- Know your topic. Your background knowledge of current affairs makes all the difference in social situations. When you read about current affairs, pick an aspect of the situation you find interesting, and delve in more fully with additional research.
For example, in a conversation about a hijacked plane, one person pointed out the hijackers made a fatal error, for themselves and most of the people on the plane, in assuming the plane had enough fuel to divert to their desired destination. For short haul flights, fuel tanks aren’t full to cut down on weight.
Where could the conversation go from here? Fuel prices and what influences fuel prices? The high cost of airline travel? The fact people shouldn’t put on their life jackets before leaving the plane? What do you know about your topic? What do you wish you knew?
- Build your vocabulary. Another way to build on what you already know is to make a conscious effort to increase your vocabulary. Games like Scrabble and Up Words are fun ways to play with words. Consider inviting a family member you’d like more contact with to play Scrabble online.
- Know your homophenes. We also use context in lip-reading, or speechreading. In Hearing Strategies classes, we learn about homophenes – sounds that look the same on the lips (eg. pay, may and bay). They are visually tricky to distinguish. Using the topic or context helps to figure out which sound is being said. Recognizing homophenes is a skill we can practice and improve upon.
- Know where to listen.
- Dr. Pichora-Fuller’s research tells us that as you become less certain about where to listen, your comprehension starts to suffer. Older listeners find “letting go” harder in order to switch to a new location. This happens all the time in a group conversation. The location of the person speaking changes often and rapidly.
- Use both ears. If you have hearing loss in both ears, and two hearing aids are recommended, follow that recommendation. Two hearing aids will help you localize where the sound comes from.

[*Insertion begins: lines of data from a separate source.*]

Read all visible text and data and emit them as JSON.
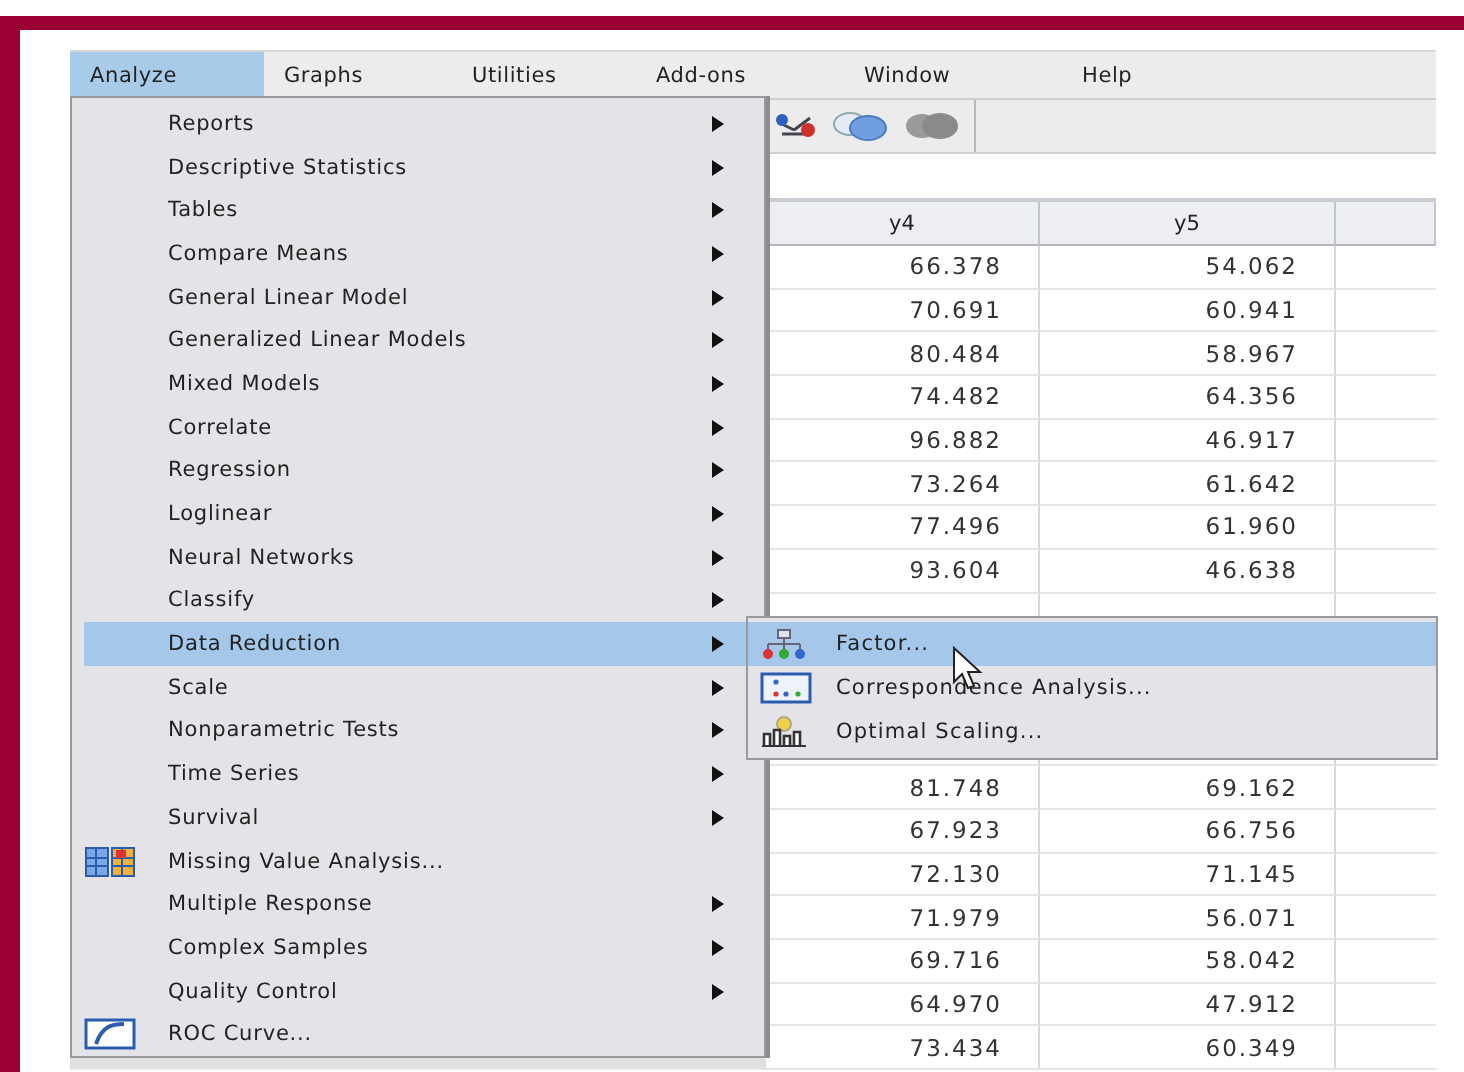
{
  "menubar": [
    {
      "label": "Analyze",
      "selected": true
    },
    {
      "label": "Graphs",
      "selected": false
    },
    {
      "label": "Utilities",
      "selected": false
    },
    {
      "label": "Add-ons",
      "selected": false
    },
    {
      "label": "Window",
      "selected": false
    },
    {
      "label": "Help",
      "selected": false
    }
  ],
  "analyze_menu": [
    {
      "label": "Reports",
      "kind": "submenu",
      "selected": false
    },
    {
      "label": "Descriptive Statistics",
      "kind": "submenu",
      "selected": false
    },
    {
      "label": "Tables",
      "kind": "submenu",
      "selected": false
    },
    {
      "label": "Compare Means",
      "kind": "submenu",
      "selected": false
    },
    {
      "label": "General Linear Model",
      "kind": "submenu",
      "selected": false
    },
    {
      "label": "Generalized Linear Models",
      "kind": "submenu",
      "selected": false
    },
    {
      "label": "Mixed Models",
      "kind": "submenu",
      "selected": false
    },
    {
      "label": "Correlate",
      "kind": "submenu",
      "selected": false
    },
    {
      "label": "Regression",
      "kind": "submenu",
      "selected": false
    },
    {
      "label": "Loglinear",
      "kind": "submenu",
      "selected": false
    },
    {
      "label": "Neural Networks",
      "kind": "submenu",
      "selected": false
    },
    {
      "label": "Classify",
      "kind": "submenu",
      "selected": false
    },
    {
      "label": "Data Reduction",
      "kind": "submenu",
      "selected": true
    },
    {
      "label": "Scale",
      "kind": "submenu",
      "selected": false
    },
    {
      "label": "Nonparametric Tests",
      "kind": "submenu",
      "selected": false
    },
    {
      "label": "Time Series",
      "kind": "submenu",
      "selected": false
    },
    {
      "label": "Survival",
      "kind": "submenu",
      "selected": false
    },
    {
      "label": "Missing Value Analysis...",
      "kind": "dialog",
      "selected": false
    },
    {
      "label": "Multiple Response",
      "kind": "submenu",
      "selected": false
    },
    {
      "label": "Complex Samples",
      "kind": "submenu",
      "selected": false
    },
    {
      "label": "Quality Control",
      "kind": "submenu",
      "selected": false
    },
    {
      "label": "ROC Curve...",
      "kind": "dialog",
      "selected": false
    }
  ],
  "data_reduction_submenu": [
    {
      "label": "Factor...",
      "kind": "dialog",
      "selected": true
    },
    {
      "label": "Correspondence Analysis...",
      "kind": "dialog",
      "selected": false
    },
    {
      "label": "Optimal Scaling...",
      "kind": "dialog",
      "selected": false
    }
  ],
  "table": {
    "columns": [
      "y4",
      "y5"
    ],
    "rows_above_submenu": [
      [
        "66.378",
        "54.062"
      ],
      [
        "70.691",
        "60.941"
      ],
      [
        "80.484",
        "58.967"
      ],
      [
        "74.482",
        "64.356"
      ],
      [
        "96.882",
        "46.917"
      ],
      [
        "73.264",
        "61.642"
      ],
      [
        "77.496",
        "61.960"
      ],
      [
        "93.604",
        "46.638"
      ]
    ],
    "rows_below_submenu": [
      [
        "81.748",
        "69.162"
      ],
      [
        "67.923",
        "66.756"
      ],
      [
        "72.130",
        "71.145"
      ],
      [
        "71.979",
        "56.071"
      ],
      [
        "69.716",
        "58.042"
      ],
      [
        "64.970",
        "47.912"
      ],
      [
        "73.434",
        "60.349"
      ]
    ]
  }
}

- Ask for help. If you’ve exhausted the other tips and still don’t understand, you can always ask for help. In a group conversation, a person with normal hearing beside you can give you a subtle nudge or nod in the direction of the person talking. Family members and significant others can help by pausing slightly before they continue with their part of the conversation. For example, “I know!…[pausing until they make eye contact with you]…I noticed that too. Do you think that they did it on purpose?”
- Get a feeling.
- When you know what the other person is feeling (e.g., fear, surprise, anger), you’ll understand them better. This is called emotional context.
- Ask before guessing. When dealing with emotions, guessing what the other person is feeling can escalate things further. If you aren’t sure what the underlying feeling is, ask: “What are you feeling right now? I’ll understand what you are saying better if I know what you are feeling.”
- Look for clues. Reading non-verbal cues like facial expressions and body language help you decipher emotions as well.
- Take auditory training with LACE.
- LACE auditory training was specifically developed to address working memory, processing speed, and hearing in noise for older adults. Auditory training acts like physical therapy for both your ears and brain, and boosts your confidence to try group conversations again.
- Arthur Ashe said, “Start where you are. Use what you have. Do what you can.”
Using, and building upon, what you already have allows you to do what you already can – and beyond.